When Flatt came aboard, Brooffield had assets of $22 billion, revenues of $4.7 billion and operating income of $1.8 billion. Today, it has $91 billion in assets, revenues of $15.9 billion and operating income of $6.6 billion. Over the past 10 years — since Flatt took control — Brookfield has grown in value by 20% a year and 35% annually in the last three years. Shareholders who held its stock at the beginning of 2002 and still hold it today have gains of 676%, compared with 14.7% for the S&P 500.
Brookfield’s next big move will be to spin off its income-producing property businesses into Brookfield Property Partners, which will have $72 billion in assets under administration. Like everything else Flatt has touched, this venture is sure to be a winner.
Longtime shareholders of the 1,700-store chain Casey’s General Stores (NASDAQ:CASY) will remember Alimentation Couche-Tard (PINK:ANCUF), the Canadian convenience-store operator that made a hostile bid for Casey’s in 2010. Couche-Tard ended its bid after Casey’s management borrowed $500 million to repurchase 25% of the outstanding shares. The move scared off Couche-Tard, but it left Casey’s with triple its previous debt.
Couche-Tard kept its nose to the grindstone for the next two years, and on June 21 of this year, it was able to announce the completion of its $2.7 billion acquisition of StatOil’s (NYSE:STO), with 2,300 gas stations and convenience stores in Scandinavia.

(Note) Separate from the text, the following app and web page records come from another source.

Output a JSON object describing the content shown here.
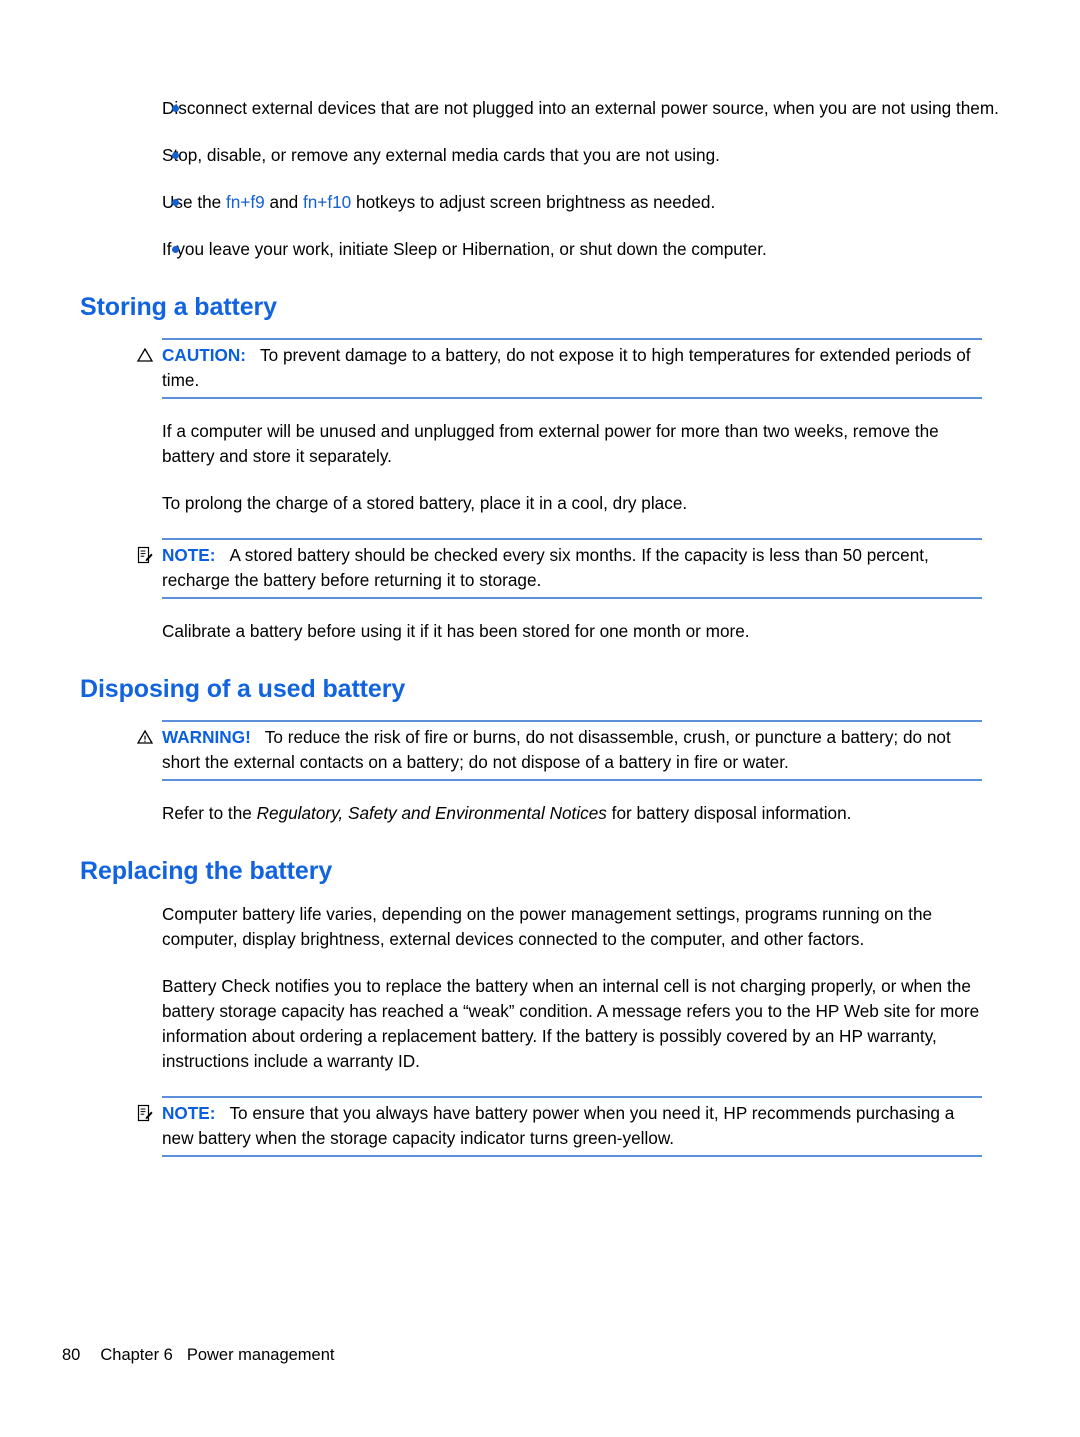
{
  "page": {
    "number": "80",
    "chapter": "Chapter 6",
    "chapter_title": "Power management"
  },
  "colors": {
    "heading_blue": "#1163e0",
    "label_blue": "#0a5fe0",
    "bullet_blue": "#1461d2",
    "rule_blue": "#5a8fdb",
    "body_black": "#000000"
  },
  "bullets": [
    {
      "text": "Disconnect external devices that are not plugged into an external power source, when you are not using them."
    },
    {
      "text": "Stop, disable, or remove any external media cards that you are not using."
    },
    {
      "text_before": "Use the ",
      "kbd1": "fn+f9",
      "text_mid": " and ",
      "kbd2": "fn+f10",
      "text_after": " hotkeys to adjust screen brightness as needed."
    },
    {
      "text": "If you leave your work, initiate Sleep or Hibernation, or shut down the computer."
    }
  ],
  "sections": [
    {
      "heading": "Storing a battery",
      "caution": {
        "icon": "caution-triangle-icon",
        "label": "CAUTION:",
        "text": "To prevent damage to a battery, do not expose it to high temperatures for extended periods of time."
      },
      "paragraphs": [
        "If a computer will be unused and unplugged from external power for more than two weeks, remove the battery and store it separately.",
        "To prolong the charge of a stored battery, place it in a cool, dry place."
      ],
      "note": {
        "icon": "note-pad-pencil-icon",
        "label": "NOTE:",
        "text": "A stored battery should be checked every six months. If the capacity is less than 50 percent, recharge the battery before returning it to storage."
      },
      "paragraphs_after": [
        "Calibrate a battery before using it if it has been stored for one month or more."
      ]
    },
    {
      "heading": "Disposing of a used battery",
      "warning": {
        "icon": "warning-triangle-icon",
        "label": "WARNING!",
        "text": "To reduce the risk of fire or burns, do not disassemble, crush, or puncture a battery; do not short the external contacts on a battery; do not dispose of a battery in fire or water."
      },
      "refer": {
        "before": "Refer to the ",
        "italic": "Regulatory, Safety and Environmental Notices",
        "after": " for battery disposal information."
      }
    },
    {
      "heading": "Replacing the battery",
      "paragraphs": [
        "Computer battery life varies, depending on the power management settings, programs running on the computer, display brightness, external devices connected to the computer, and other factors.",
        "Battery Check notifies you to replace the battery when an internal cell is not charging properly, or when the battery storage capacity has reached a “weak” condition. A message refers you to the HP Web site for more information about ordering a replacement battery. If the battery is possibly covered by an HP warranty, instructions include a warranty ID."
      ],
      "note": {
        "icon": "note-pad-pencil-icon",
        "label": "NOTE:",
        "text": "To ensure that you always have battery power when you need it, HP recommends purchasing a new battery when the storage capacity indicator turns green-yellow."
      }
    }
  ]
}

With Mac’s in Canada, Circle K in the U.S. and now StatOil in Europe, Alimentation Couche-Tard is now one of the biggest store operators in the world, with 8,460 stores, $34.5 billion in revenue and $1.3 billion EBITDA. CEO Alain Bouchard founded the company in 1980 with one convenience store and has been running the company brilliantly ever since. Casey’s might have won the battle, but it definitely will lose this war.
There are plenty of business success stories in Canada, but none is as surprising as that of Lululemon (NASDAQ:LULU), the Vancouver, B.C.-based retailer of yoga wear. Canadians traditionally aren’t good retailers. There’s only a handful of companies over the years that have been successful in the U.S. Alimentation Couche-Tard is one example, though much of its success came via acquisitions.
Meanwhile, Lululemon’s growth has been spectacular — and it doesn’t look as though it will be slowing anytime soon. Revenues in the U.S. have grown from $6.5 million in 2005 to $536.2 million in 2011. Founded in Vancouver in 1998 by Chip Wilson (Canada’s 15th-wealthiest person), LULU’s been popular with Canadians from the very start. But given the horror stories Canadian retailers can tell about their unsuccessful forays into the U.S., it was easy for analysts to be skeptical of LULU’s growth plans.
Well, no longer. Lululemon must now be considered one of Canada’s greatest exports, with more than a billion dollars in revenue. You should continue to expect big things from CEO Christine Day and the rest of her team.
As of this writing, Will Ashworth did not own a position in any of the stocks named here.